This is a far different approach to “military men in space” than has been argued for thus far, but once there is a true space frontier the military will be required to be there just as in the past. How far into the future this might take place is an open question, but it will undoubtedly happen if the United States continues to pursue human space exploration and development.
This would amount to as significant a role for the U.S. military in space as any other that might be envisioned. In the nineteenth century it conducted exploration, as with the Lewis and Clark Expedition, and its civil engineering efforts led by the U.S. Corps of Topographical Engineers and the U.S. Army Corps of Engineers proved remarkably significant in opening the American West.
In the twenty-first century the military may create a Space Corps of Engineers. Its forces may expand to every location where humanity establishes a presence, especially on the Moon. It may serve as the peacekeepers and the law enforcers. It may preserve American interests against any who might seek to subvert them. Withal, the military presence may well help to open a frontier beyond Earth in the same way that it did on the North American continent earlier. But before those possibilities emerge, there remains little likelihood of the need for military personnel in space.
At the time when the United States is reconsidering its next steps in the human exploration and development of space it bears considering this possibility for the future of military astronauts. What will take place in the near term is very much a matter of yet to be resolved. Federal entities will certainly play a key role. Will they, however, continue to dominate or are there heightened prospects for commercial activities first in low-Earth orbit and ultimately beyond? If it is the latter the prospects for military human space missions expand exponentially as a means of keeping order in this new regime.
This may become the new future for space exploration if Congress accepts the Obama Administration’s approach. If it does the false starts of the past could be replaced by what is envisioned as “A new era of Innovation and Discovery.” This new direction and change is more than just semantics. It proposes a major shift in the way in which the U.S. government approaches human spaceflight. Simply put, it represents a paradigm shift in space exploration.
In this new approach NASA will return to its roots as a research and development organization to develop the transformational technologies while private industry will operate the systems built. Turning low-Earth orbit over to commercial entities, as in the classic 1968 feature film 2001: A Space Odyssey, will force the government out of this arena except for regulatory and other oversight roles. In this environment, there is an important place for the peacekeeping function of a frontier, a natural fit for the DoD in satisfying its quest for human spaceflight capability.
It is quite possible that the approach of the Obama administration to human spaceflight, envisioned as a “new era of innovation and discovery,” does not abandon human exploration but offers instead a sustainable space exploration plan for decades to come.

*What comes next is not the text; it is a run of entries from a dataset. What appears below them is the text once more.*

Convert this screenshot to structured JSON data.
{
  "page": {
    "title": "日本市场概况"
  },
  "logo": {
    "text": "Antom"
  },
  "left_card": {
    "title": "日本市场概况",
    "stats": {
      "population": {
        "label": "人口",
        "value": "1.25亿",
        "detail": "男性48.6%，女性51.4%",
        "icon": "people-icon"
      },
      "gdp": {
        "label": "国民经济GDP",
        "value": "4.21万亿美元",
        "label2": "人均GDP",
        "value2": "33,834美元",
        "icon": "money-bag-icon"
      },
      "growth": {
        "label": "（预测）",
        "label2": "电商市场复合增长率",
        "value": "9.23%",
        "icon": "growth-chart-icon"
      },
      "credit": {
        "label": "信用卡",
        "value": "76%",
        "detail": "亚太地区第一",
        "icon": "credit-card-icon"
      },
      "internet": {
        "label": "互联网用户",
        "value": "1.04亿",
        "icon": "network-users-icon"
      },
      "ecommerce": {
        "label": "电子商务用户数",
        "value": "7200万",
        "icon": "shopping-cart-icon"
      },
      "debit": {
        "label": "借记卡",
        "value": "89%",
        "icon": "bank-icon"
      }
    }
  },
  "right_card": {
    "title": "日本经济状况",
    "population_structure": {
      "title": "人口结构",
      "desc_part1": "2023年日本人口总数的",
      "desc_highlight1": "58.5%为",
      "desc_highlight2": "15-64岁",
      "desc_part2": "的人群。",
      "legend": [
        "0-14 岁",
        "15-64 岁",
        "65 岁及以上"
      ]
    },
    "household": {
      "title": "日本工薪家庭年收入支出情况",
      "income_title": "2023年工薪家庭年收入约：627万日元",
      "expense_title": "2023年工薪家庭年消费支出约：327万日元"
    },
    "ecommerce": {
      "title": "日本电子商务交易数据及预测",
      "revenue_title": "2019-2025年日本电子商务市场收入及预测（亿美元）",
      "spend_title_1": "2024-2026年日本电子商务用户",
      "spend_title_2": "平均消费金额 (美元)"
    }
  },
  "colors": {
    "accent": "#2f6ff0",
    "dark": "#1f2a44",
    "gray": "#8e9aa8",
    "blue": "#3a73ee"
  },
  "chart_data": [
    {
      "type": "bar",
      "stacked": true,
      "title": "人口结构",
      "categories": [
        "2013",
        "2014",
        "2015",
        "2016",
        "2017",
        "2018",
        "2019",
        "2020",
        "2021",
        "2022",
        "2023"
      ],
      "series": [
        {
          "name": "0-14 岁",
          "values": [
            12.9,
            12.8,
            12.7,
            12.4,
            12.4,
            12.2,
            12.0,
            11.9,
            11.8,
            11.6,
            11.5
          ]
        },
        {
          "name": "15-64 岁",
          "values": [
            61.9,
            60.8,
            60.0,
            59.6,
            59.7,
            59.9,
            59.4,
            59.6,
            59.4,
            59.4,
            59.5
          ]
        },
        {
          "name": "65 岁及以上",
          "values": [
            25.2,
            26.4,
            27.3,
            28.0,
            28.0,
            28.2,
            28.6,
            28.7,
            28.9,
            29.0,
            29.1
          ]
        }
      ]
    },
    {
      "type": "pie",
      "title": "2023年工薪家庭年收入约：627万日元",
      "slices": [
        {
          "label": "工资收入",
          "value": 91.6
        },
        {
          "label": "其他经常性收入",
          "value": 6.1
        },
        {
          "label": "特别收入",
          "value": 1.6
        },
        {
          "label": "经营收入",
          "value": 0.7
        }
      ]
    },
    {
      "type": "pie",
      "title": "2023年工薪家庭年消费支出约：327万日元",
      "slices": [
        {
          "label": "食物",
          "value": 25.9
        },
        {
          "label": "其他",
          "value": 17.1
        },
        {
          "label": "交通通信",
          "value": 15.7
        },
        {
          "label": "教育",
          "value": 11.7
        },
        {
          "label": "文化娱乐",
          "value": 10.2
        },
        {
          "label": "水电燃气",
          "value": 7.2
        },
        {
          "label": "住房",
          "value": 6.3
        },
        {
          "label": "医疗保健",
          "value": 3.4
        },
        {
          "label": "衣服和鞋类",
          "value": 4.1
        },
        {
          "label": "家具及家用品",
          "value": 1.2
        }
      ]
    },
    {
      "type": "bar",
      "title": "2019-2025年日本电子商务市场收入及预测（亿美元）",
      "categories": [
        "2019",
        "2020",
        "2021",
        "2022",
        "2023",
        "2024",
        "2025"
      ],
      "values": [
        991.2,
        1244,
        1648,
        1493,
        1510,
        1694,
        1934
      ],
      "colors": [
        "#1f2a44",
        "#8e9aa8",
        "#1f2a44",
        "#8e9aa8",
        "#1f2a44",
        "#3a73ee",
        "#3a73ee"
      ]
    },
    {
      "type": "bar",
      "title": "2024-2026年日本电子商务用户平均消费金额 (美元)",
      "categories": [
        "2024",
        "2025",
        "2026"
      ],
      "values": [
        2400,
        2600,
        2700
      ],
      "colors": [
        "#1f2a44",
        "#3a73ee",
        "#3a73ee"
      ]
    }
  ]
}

After the fits and starts over many years that Americans have suffered in considering a replacement system for the Space Shuttle, this may well represent a welcome path forward.